(TO DO): Whenever a line in the material below contains "product", copy that line.

(GIVEN ENTRIES):

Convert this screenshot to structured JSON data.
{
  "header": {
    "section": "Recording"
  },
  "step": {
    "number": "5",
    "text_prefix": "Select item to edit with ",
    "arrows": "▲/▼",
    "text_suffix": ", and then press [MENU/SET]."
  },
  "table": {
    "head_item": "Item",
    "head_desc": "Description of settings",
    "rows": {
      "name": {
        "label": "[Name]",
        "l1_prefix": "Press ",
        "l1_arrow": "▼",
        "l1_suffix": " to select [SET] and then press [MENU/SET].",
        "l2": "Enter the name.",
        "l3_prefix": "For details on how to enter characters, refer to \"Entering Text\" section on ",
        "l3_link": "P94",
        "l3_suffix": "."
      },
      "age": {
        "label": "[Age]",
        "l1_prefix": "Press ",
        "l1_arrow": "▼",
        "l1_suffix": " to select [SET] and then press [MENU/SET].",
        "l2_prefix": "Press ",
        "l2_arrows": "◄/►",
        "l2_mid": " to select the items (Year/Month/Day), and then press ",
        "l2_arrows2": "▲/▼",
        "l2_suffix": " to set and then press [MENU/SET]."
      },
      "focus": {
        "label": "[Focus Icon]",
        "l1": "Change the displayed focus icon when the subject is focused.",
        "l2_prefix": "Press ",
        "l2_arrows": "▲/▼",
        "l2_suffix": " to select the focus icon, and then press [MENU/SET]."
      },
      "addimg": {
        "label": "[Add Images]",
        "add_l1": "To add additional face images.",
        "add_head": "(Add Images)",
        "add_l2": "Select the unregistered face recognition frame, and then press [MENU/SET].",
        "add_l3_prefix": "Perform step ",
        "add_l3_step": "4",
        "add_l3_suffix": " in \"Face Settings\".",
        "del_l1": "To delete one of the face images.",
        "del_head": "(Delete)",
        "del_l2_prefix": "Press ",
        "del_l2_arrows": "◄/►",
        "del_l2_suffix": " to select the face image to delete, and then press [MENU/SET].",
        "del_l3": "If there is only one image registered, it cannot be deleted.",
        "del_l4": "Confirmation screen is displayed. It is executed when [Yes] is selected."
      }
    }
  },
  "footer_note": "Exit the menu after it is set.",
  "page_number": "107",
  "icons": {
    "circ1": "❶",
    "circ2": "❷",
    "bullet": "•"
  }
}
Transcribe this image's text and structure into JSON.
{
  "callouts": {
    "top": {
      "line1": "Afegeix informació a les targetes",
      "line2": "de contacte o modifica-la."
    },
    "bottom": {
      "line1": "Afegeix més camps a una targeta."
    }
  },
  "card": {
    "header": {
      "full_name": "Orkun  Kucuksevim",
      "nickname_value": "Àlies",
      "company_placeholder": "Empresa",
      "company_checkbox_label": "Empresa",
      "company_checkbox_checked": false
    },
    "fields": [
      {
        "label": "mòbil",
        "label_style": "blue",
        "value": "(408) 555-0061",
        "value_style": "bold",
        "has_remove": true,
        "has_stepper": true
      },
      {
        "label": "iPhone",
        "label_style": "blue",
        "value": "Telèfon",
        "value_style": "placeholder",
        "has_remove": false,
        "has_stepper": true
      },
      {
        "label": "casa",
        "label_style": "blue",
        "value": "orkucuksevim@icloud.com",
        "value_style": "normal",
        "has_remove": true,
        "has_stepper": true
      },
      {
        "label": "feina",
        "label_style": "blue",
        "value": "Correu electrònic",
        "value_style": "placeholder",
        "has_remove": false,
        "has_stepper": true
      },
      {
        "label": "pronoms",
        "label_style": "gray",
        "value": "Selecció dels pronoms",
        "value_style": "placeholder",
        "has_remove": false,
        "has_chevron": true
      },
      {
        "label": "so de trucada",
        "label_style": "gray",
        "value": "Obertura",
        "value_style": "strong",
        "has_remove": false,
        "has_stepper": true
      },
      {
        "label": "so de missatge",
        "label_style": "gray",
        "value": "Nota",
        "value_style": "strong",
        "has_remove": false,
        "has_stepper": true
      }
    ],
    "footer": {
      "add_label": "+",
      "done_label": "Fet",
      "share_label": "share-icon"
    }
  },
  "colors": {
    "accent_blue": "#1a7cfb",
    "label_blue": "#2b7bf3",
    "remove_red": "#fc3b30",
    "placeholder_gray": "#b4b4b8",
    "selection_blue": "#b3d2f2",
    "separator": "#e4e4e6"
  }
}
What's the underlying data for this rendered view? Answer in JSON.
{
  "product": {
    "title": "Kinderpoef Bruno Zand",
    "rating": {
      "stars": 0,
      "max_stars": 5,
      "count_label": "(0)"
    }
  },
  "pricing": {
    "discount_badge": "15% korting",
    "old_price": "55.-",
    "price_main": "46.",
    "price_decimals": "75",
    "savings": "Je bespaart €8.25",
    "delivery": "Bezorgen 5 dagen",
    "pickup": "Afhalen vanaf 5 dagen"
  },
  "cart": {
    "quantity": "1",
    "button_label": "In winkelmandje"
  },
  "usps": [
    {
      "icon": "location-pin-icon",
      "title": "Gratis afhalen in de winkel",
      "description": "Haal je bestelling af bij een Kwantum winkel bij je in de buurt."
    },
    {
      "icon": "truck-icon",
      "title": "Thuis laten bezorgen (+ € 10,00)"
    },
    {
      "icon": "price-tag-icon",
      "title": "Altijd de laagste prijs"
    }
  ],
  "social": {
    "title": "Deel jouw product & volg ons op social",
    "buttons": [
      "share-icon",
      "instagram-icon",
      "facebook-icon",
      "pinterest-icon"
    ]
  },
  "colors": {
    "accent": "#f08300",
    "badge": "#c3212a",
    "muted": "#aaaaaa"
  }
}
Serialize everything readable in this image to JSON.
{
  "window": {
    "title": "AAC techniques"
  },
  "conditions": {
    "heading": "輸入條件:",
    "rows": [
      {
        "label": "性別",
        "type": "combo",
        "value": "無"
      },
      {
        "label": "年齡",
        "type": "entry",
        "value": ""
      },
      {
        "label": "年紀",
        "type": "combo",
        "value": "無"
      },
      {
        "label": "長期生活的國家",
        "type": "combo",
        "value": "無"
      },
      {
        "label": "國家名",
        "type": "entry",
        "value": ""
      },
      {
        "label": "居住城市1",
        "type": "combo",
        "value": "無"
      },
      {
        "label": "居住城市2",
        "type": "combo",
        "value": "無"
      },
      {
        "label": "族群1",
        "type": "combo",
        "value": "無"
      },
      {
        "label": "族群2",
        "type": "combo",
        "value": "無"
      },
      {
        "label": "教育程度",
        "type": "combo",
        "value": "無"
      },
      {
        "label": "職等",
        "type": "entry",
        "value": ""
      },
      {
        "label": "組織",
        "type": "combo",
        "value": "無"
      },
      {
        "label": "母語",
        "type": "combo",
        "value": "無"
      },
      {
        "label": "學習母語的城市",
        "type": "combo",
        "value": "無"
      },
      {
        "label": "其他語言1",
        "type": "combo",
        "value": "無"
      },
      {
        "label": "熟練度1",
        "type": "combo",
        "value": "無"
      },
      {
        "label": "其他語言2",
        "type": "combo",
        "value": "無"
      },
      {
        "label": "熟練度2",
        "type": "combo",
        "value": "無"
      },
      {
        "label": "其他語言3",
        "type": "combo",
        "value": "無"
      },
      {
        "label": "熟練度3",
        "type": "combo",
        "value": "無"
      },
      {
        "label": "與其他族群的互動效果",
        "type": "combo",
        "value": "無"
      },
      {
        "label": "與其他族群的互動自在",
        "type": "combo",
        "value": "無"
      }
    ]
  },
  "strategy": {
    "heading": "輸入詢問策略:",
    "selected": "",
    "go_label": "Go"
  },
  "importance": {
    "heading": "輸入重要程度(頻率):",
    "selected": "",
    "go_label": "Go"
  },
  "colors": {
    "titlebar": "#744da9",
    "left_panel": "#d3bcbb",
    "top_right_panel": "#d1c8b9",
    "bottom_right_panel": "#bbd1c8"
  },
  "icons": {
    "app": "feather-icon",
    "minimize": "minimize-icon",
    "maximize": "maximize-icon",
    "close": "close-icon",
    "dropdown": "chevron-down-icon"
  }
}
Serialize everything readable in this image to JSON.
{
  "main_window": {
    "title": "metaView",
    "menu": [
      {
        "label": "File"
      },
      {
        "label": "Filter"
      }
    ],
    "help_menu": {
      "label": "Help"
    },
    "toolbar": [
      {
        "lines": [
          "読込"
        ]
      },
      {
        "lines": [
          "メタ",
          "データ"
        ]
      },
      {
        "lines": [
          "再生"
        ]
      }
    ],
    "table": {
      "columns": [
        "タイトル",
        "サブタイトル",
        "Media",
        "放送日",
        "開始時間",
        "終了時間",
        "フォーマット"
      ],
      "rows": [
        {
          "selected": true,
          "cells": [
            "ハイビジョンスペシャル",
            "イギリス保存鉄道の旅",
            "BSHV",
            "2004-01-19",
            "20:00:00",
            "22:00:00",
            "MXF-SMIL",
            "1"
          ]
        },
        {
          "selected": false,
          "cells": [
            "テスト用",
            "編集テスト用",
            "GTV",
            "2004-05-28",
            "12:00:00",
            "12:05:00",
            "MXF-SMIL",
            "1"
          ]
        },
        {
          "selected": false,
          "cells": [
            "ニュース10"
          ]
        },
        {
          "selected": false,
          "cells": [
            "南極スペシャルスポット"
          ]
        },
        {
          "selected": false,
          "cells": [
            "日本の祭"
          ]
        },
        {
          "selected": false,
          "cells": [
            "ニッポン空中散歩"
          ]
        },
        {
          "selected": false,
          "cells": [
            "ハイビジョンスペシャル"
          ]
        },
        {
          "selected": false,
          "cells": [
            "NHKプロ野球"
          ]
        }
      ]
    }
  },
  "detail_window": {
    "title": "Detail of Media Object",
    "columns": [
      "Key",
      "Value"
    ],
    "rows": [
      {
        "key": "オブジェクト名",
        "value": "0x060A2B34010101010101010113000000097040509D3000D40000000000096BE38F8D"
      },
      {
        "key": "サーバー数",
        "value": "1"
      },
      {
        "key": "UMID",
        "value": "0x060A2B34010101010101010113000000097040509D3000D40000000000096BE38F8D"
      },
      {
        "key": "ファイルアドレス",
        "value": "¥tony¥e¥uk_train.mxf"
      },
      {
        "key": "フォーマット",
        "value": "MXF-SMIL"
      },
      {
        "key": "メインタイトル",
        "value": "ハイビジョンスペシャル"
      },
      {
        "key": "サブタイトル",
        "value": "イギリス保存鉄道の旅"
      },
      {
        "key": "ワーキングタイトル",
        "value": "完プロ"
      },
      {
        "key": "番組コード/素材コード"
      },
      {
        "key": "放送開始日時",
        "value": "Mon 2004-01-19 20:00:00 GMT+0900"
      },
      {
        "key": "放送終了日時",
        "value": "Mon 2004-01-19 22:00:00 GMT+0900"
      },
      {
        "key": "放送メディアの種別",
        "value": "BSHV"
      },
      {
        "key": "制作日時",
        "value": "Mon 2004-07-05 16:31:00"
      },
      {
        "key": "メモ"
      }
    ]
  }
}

(YOUR SOLUTION):
  "product": {
    "title": "Deel jouw product & volg ons op social",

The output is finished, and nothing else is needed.